Students often come to the university classroom with a sense that history is boring and conservative. This could be the product of how history is taught in many schools, where students are required to memorize facts from textbooks. I think it is important to show the students who are willing to take a history course at the university level, that history is an exciting discipline with a lot at stake, politically as well as intellectually. From the outset, students should be exposed to central historiographical debates and controversial primary sources, so that they can sink their teeth into the complex task of representing the past, while remaining mindful of the importance of historical representation for the present. The older I get, the more doubtful I am of the benefits of broad undergraduate survey courses, which can leave them feeling that they have just flitted across the surface of events and places without being given the space to really grapple with anything in depth. Would it be such a terrible thing to replace these broad surveys with more focused themes? Why not teach a large first-year undergraduate lecture course on the Egyptian Revolution of 2011? Or on the 1948 War for Palestine?
Do you have a favourite website you want to recommend for folks interested in teaching and learning history?

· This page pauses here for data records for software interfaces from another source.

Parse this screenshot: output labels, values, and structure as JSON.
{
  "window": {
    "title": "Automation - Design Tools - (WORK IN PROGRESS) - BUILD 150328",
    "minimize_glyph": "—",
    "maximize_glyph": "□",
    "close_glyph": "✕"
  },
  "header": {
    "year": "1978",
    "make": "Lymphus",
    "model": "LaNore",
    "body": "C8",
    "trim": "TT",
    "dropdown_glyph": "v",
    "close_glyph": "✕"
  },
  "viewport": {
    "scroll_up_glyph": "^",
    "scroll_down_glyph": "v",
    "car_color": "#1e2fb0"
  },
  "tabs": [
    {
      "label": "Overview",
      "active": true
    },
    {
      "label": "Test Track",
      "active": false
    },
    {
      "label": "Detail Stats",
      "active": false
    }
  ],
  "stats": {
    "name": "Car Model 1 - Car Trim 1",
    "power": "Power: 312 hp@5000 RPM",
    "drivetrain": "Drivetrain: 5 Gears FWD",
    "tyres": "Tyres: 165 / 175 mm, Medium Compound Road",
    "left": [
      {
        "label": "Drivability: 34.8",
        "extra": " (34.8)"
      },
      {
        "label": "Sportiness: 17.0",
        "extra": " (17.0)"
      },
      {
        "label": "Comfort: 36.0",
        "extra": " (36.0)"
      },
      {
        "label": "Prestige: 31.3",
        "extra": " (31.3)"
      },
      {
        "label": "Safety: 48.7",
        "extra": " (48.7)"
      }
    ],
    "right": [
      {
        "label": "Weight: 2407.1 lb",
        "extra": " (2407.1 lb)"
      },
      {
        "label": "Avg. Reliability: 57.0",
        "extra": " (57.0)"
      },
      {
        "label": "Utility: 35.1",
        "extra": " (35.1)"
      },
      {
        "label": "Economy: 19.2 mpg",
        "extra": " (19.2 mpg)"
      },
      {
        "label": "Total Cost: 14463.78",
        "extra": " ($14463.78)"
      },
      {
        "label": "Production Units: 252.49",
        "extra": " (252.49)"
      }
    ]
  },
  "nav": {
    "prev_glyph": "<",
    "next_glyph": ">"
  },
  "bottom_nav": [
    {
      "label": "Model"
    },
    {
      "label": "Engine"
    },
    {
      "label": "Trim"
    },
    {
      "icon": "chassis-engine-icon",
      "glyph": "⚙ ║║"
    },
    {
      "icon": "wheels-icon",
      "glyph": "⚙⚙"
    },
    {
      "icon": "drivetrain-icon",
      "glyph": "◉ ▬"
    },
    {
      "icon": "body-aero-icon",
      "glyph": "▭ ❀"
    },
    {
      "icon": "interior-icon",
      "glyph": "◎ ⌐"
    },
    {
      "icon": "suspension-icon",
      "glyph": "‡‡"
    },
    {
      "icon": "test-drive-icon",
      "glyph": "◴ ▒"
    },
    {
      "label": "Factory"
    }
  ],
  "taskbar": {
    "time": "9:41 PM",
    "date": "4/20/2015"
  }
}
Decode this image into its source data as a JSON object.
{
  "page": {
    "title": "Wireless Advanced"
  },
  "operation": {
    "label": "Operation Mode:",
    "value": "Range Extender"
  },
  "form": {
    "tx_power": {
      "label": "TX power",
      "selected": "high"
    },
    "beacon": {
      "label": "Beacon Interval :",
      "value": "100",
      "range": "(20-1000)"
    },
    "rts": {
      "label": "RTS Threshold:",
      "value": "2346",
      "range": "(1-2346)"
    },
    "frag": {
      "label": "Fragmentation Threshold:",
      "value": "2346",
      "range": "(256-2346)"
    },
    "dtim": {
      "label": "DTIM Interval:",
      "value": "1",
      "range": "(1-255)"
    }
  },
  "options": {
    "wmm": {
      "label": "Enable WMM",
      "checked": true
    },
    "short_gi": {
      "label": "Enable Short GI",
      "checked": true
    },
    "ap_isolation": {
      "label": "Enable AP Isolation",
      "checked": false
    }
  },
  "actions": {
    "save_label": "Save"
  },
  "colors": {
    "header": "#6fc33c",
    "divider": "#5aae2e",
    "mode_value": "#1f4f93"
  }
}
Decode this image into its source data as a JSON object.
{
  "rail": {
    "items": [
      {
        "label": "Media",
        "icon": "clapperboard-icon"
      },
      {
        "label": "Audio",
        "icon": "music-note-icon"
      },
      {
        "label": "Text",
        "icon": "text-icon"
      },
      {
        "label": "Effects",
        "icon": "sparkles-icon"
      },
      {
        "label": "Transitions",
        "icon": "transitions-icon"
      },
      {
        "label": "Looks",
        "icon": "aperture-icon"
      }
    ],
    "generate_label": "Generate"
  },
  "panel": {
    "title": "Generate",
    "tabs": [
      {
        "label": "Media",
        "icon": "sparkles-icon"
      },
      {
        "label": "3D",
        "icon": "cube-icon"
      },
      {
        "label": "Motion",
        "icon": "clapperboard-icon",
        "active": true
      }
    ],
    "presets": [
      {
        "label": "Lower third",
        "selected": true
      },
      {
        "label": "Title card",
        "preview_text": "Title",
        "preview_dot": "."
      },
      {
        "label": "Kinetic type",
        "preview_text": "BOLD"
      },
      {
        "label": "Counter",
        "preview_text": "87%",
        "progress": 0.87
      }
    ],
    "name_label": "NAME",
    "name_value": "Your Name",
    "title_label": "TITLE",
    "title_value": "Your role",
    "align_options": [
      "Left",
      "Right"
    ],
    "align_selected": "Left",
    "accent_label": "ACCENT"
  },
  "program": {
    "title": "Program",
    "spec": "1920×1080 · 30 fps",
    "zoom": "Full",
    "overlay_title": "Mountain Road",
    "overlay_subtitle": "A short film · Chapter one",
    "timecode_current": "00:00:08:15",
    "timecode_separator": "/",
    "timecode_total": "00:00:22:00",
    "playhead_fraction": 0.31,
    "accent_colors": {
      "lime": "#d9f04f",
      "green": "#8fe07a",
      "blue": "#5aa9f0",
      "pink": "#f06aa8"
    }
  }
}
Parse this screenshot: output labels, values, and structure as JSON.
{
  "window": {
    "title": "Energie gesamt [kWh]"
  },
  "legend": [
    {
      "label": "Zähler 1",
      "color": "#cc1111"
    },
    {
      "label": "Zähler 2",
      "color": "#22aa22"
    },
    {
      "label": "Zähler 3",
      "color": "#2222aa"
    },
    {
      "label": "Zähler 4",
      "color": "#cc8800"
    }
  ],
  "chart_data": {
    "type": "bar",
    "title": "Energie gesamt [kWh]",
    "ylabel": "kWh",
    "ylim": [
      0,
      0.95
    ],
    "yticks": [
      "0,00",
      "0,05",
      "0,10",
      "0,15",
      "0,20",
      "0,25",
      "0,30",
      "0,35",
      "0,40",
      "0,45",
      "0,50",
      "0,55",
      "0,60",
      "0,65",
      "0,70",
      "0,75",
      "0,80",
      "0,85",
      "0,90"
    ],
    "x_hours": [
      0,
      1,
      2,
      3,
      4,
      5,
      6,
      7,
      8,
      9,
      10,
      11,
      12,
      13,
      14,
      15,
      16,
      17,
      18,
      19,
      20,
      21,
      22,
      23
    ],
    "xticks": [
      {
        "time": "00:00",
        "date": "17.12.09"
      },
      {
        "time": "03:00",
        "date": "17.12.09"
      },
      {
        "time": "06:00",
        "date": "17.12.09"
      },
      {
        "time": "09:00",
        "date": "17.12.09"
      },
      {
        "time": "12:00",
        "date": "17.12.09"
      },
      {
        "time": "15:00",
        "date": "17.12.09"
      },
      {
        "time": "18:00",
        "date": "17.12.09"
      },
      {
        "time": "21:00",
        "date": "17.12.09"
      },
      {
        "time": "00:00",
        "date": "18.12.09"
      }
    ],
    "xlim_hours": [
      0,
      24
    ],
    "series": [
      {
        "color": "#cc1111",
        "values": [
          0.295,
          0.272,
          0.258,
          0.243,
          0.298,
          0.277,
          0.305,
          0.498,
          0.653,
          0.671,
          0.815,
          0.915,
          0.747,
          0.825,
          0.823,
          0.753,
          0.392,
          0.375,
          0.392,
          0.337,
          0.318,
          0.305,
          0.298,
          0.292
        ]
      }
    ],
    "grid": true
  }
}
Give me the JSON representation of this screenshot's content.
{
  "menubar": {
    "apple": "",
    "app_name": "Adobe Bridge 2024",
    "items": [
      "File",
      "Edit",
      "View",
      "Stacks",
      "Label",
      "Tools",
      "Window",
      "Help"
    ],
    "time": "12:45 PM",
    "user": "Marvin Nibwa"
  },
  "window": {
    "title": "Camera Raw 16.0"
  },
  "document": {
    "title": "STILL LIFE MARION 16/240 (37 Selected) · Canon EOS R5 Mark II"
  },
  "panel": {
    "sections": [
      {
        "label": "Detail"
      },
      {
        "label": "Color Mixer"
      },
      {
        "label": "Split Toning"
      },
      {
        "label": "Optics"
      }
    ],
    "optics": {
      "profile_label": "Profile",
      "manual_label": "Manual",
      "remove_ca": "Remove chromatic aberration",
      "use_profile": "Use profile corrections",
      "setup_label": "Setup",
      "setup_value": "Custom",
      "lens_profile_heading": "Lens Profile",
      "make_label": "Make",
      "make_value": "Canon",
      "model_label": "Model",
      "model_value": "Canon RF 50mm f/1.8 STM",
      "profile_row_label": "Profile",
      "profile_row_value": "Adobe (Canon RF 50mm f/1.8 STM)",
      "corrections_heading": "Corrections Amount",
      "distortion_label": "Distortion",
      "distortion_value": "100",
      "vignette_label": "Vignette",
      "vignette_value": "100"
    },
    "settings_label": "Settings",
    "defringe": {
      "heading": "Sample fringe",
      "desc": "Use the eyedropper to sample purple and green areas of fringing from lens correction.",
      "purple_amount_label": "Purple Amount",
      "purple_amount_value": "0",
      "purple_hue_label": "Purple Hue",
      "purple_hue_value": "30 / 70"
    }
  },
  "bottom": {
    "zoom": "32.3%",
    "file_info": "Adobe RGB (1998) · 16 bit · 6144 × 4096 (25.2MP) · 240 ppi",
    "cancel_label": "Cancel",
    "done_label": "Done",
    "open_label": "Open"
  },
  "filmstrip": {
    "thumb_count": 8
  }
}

For Palestinian history there are two excellent websites that give students direct access to primary sources and the contexts from which those sources emerged. One is Palestinian Journeys, https://www.paljourneys.org/en, a joint project of the Palestine Museum and the Institute for Palestine Studies. So if you are teaching the Palestinian revolt against British rule in 1936, this website provides key primary sources in translation, such as a Palestinian petition presented to the British High Commissioner signed by hundreds of Palestinian officials working for the British government, and a famous nationalist poem written by a rebel leader in the countryside. For the later period in Palestinian politics, the website The Palestine Revolution http://learnpalestine.politics.ox.ac.uk/ focuses on Palestinian resistance politics from 1948-1982. This website contains video interviews with dozens of members of the PLO, revolutionary songs, articles from Palestinian magazines published in Beirut in the 1970s, and so on. These sources are carefully presented by a team of historians with the training and knowledge to understand their immediate context. The Palestinian Revolution is also a bilingual Arabic/English online learning resource. This means that students who read Arabic can access these fascinating primary sources in the original, while students who do not read Arabic also have access to them in translation. One of my greatest pleasures as a teacher is listening while Arabic-speaking students in my classes explain to their peers — who have only been able to read the English or French translation — subtle shades of meaning or usage in the text that we are all discussing.
Prof. Parsons can be reached at email@example.com.